On Sunday, more than 61 percent of Greeks voted "No" to the lender-proposed bailout deal, comprising a set of austerity measures, including pension cuts and tax increases, in exchange for a new financial aid package for the country.
"The message of "No" is a message that Greece will stay in Europe and the Eurozone, but not as a second-category member state. But as an equal member state along with the other twenty-seven [members] within the European Union and the other 18 states within the Eurozone," Isychos said.
The deputy defense minister added that the "no" vote is also a message of democracy and the sovereignty of the Greek nation "against all those who believe that Greece can become a neocolonial region in the South of Europe."

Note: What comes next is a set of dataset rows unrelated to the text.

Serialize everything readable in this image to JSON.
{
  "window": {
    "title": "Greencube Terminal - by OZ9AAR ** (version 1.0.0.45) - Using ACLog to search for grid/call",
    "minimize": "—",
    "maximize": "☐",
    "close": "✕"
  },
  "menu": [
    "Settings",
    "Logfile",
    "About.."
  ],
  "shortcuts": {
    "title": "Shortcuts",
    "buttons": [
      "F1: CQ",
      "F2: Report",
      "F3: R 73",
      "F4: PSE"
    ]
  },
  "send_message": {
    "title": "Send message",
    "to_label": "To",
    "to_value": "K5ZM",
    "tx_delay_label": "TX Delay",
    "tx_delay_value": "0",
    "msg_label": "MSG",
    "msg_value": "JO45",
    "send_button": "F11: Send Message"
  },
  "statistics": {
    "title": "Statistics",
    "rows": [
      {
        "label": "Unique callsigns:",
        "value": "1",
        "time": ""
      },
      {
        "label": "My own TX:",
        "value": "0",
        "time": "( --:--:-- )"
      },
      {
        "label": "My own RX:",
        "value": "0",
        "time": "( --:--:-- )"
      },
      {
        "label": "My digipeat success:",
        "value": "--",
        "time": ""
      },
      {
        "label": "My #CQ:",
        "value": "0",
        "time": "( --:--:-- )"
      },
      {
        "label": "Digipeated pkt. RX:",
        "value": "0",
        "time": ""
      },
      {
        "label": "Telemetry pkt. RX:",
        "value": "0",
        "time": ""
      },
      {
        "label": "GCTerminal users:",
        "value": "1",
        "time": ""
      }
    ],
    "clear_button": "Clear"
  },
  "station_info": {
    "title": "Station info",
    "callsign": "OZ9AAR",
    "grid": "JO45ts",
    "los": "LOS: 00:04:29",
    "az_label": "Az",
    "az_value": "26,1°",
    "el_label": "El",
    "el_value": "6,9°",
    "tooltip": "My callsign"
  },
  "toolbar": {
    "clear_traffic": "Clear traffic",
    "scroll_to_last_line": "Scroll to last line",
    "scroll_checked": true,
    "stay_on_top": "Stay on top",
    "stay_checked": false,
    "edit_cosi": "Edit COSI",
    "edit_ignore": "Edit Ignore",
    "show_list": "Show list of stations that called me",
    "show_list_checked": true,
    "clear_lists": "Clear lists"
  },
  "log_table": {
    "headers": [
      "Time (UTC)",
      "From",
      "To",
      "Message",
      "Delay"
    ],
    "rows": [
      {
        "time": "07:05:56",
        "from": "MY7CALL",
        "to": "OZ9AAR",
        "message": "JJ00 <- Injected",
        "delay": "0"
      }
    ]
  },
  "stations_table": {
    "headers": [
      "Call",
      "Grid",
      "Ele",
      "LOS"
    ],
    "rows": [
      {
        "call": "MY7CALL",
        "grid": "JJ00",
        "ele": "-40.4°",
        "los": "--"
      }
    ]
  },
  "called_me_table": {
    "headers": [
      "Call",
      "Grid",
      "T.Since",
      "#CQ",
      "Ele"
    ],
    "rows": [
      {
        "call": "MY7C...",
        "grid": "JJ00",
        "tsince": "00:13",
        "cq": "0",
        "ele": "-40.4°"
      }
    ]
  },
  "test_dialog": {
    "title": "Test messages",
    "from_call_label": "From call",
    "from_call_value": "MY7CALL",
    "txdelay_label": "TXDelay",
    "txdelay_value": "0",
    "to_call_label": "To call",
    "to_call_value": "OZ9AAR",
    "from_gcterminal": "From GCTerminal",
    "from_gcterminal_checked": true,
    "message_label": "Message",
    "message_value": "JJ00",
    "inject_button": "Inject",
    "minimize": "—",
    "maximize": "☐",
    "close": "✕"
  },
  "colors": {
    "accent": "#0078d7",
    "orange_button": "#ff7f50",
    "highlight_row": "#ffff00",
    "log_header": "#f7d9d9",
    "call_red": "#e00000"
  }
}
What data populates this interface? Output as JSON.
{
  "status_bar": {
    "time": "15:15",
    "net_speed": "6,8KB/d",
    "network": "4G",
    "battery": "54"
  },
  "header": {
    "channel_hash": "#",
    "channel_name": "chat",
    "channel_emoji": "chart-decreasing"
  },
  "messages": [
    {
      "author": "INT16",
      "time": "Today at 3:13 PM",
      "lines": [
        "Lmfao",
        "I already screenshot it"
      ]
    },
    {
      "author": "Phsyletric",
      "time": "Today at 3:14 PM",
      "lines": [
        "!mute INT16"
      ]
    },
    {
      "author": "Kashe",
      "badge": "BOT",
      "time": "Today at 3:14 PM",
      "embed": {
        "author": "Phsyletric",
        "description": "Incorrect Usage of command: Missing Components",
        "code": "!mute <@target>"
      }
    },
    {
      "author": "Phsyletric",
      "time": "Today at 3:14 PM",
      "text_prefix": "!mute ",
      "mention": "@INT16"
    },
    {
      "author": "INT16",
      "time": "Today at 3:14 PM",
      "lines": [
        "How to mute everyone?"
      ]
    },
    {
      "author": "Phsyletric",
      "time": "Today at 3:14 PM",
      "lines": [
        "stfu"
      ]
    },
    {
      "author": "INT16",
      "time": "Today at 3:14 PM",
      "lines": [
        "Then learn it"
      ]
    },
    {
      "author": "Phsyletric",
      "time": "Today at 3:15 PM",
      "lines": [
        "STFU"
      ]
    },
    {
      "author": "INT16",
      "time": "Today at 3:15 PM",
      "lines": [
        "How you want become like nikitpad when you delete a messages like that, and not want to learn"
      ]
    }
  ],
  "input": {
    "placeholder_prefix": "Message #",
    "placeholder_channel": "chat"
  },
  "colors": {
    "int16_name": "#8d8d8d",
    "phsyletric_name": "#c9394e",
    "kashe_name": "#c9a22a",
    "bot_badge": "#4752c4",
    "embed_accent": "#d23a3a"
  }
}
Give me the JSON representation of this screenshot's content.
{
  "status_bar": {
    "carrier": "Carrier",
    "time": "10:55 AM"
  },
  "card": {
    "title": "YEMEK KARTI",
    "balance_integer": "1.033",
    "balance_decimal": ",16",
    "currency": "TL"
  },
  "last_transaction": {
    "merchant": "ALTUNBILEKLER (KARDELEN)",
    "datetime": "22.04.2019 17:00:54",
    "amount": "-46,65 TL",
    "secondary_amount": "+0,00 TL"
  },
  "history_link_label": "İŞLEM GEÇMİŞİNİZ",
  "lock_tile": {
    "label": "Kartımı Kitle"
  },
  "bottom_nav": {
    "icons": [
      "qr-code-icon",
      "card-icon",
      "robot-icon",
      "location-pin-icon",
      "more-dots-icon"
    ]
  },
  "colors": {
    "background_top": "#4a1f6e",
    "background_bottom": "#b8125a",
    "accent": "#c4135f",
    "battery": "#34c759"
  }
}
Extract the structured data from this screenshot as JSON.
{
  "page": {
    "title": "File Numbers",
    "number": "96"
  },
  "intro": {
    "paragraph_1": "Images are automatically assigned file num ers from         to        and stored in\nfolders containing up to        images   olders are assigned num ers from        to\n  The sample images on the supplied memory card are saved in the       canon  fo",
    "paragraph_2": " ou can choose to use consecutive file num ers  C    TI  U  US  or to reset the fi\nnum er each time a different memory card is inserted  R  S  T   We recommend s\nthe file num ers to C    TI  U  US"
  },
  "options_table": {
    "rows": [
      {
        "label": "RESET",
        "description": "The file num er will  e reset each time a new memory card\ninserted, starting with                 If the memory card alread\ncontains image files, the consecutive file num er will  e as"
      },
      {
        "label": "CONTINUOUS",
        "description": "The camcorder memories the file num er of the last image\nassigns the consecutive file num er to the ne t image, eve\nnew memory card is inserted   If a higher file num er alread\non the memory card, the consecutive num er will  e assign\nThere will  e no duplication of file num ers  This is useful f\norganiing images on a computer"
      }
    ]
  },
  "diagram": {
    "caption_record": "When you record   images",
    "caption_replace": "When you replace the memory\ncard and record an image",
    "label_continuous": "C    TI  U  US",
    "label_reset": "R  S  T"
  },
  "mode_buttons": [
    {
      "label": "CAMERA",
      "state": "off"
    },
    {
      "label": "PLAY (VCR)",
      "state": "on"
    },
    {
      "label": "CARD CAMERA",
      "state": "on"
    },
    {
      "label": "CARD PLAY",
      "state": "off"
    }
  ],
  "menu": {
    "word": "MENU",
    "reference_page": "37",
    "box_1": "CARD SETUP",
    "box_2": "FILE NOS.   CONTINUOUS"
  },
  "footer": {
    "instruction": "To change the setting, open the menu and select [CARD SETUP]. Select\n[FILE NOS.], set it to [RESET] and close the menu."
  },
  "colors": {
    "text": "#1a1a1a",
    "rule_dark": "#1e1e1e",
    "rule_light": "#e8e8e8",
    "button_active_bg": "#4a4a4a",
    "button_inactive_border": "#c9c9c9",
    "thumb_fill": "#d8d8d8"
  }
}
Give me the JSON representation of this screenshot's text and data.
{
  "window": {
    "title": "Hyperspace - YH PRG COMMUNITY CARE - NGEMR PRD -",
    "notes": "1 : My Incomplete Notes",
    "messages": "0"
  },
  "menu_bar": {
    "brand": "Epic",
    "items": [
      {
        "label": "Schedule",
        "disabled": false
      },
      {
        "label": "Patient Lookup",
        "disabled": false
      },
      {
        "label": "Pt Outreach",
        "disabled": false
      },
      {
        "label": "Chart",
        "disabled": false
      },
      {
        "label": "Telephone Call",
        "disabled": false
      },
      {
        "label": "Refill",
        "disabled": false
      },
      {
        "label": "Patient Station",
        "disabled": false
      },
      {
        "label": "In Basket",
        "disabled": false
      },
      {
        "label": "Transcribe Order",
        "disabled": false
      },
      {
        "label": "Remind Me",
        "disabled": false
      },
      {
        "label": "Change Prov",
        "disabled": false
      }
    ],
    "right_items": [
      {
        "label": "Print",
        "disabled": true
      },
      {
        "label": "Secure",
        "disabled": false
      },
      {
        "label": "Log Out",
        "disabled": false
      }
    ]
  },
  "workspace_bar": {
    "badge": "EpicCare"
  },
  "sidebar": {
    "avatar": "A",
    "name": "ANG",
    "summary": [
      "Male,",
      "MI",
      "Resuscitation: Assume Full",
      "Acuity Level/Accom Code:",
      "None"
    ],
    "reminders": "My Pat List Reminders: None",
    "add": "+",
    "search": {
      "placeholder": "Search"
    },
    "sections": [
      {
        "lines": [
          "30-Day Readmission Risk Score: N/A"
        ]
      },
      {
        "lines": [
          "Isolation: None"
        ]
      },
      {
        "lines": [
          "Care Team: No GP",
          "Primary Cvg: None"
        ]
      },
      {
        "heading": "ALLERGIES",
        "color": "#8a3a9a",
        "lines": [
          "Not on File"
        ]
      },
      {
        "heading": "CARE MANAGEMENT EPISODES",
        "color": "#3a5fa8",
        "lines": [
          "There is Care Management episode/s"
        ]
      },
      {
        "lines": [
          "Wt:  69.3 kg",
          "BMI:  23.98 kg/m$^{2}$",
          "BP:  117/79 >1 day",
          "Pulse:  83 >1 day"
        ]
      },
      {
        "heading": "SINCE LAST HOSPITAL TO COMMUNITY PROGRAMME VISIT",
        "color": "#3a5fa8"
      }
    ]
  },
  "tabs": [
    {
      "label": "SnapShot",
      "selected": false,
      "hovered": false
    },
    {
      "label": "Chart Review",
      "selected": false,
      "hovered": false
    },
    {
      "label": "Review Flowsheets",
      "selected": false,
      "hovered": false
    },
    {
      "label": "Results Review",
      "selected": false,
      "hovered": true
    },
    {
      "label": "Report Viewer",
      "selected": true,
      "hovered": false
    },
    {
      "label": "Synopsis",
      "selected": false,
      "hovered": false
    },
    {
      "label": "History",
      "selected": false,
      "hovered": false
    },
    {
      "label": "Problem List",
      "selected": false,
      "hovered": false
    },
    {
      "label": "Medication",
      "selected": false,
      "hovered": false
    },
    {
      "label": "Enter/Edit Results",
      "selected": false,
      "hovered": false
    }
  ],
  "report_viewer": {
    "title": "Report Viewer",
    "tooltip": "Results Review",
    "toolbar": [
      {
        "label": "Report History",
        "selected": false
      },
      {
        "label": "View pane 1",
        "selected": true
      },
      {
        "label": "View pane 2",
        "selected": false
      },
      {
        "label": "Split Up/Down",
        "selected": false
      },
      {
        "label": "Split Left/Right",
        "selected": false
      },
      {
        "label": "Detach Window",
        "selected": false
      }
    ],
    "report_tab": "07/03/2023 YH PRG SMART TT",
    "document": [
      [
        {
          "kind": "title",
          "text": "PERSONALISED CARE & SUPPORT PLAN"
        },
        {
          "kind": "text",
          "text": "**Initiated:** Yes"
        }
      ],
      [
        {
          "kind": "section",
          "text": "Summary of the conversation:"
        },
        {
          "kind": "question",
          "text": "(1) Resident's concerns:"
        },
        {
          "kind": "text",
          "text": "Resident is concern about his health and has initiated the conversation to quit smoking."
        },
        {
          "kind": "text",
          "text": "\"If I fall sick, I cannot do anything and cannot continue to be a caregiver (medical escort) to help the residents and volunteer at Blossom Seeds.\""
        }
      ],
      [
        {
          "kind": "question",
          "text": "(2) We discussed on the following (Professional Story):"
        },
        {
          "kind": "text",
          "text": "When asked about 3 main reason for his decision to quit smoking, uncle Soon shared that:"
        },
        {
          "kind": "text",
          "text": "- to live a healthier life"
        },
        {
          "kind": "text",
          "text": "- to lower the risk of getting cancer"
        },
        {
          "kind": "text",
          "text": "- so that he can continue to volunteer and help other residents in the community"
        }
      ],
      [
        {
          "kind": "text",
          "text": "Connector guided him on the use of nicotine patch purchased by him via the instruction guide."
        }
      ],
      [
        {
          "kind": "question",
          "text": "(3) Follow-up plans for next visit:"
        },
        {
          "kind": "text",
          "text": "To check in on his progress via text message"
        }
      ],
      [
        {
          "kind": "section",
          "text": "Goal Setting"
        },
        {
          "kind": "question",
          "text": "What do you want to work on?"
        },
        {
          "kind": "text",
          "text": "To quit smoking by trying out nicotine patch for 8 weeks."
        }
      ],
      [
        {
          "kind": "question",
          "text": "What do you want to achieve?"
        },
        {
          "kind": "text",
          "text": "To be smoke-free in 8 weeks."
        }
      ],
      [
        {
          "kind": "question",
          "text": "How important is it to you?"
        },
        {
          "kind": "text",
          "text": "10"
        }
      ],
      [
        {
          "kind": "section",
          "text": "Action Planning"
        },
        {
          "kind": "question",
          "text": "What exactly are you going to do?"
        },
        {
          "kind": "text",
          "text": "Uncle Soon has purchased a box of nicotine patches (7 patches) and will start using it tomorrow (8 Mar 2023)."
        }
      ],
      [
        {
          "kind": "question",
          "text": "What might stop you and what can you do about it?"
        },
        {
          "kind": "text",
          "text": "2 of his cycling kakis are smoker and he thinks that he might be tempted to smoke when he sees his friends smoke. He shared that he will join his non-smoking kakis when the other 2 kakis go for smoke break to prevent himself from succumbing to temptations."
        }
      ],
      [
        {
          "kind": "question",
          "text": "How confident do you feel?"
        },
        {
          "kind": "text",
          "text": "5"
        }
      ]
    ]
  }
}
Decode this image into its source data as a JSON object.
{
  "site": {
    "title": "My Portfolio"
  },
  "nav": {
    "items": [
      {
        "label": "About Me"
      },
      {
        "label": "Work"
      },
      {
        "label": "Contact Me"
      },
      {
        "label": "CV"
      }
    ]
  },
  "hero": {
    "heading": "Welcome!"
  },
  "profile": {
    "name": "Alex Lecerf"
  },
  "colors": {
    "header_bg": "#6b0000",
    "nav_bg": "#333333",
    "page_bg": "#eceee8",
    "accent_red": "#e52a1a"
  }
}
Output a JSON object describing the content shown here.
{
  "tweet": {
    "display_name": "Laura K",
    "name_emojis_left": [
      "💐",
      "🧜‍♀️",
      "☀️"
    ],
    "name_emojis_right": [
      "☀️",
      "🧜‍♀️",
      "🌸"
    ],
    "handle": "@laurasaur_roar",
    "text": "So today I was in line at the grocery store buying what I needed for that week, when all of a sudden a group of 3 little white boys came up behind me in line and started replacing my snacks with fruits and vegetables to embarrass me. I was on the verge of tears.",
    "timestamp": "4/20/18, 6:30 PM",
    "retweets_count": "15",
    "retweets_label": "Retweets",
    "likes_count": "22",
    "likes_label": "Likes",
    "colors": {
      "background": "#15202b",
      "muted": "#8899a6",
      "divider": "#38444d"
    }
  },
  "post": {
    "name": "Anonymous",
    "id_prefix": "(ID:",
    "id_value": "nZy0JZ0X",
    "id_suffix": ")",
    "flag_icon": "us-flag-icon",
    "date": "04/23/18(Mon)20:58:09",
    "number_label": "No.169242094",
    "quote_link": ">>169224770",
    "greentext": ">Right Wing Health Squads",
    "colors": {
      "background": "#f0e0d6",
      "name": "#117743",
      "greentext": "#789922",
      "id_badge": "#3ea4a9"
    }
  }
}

Greece to Present Formula Paving Way for Bailout Deal at Eurozone Summit
On Tuesday, an emergency Eurozone summit and a meeting of the Eurogroup will take place to discuss the results of Sunday's referendum in Greece and it is expected that Athens will unveil new bailout proposals.
“Well, today's summit of the European leaders is of great importance since our Prime Minister will present a presentation, he will present a formula that will open the road for a successful negotiation and a successful agreement,” Isychos said, just hours before the emergency meeting on the Greek crisis.
The official emphasized that European institutions have to be responsible for the future of the European people and the European Union.
Greece Expects Mutually Beneficial Deal, Not Lender Memorandum
Athens expects a mutually beneficial agreement with its international creditors, but will not accept a memorandum associated with "social genocide," Costas Isychos told Sputnik.
"The word 'memorandum' does not exist within our political vocabulary, because that word has in its context politics or social genocide, neoliberal politics…We are hopeful of an agreement that will be mutually beneficial for Greece and for all the member states of the European Union," Isychos said.
In 2010, Greece and its international creditors — the European Central Bank (ECB), the International Monetary Fund (IMF) and some Eurozone nations — signed a memorandum of understanding on financial aid to the debt-ridden country.
Greece owes about $270 billion to the IMF, the ECB, and the Eurozone countries.
On June 30, Athens defaulted on a $1.7-billion loan repayment to the IMF.
The referendum has renewed fears that Greece might default on its outstanding multi-billion dollar debt and leave the Eurozone, returning to drachma.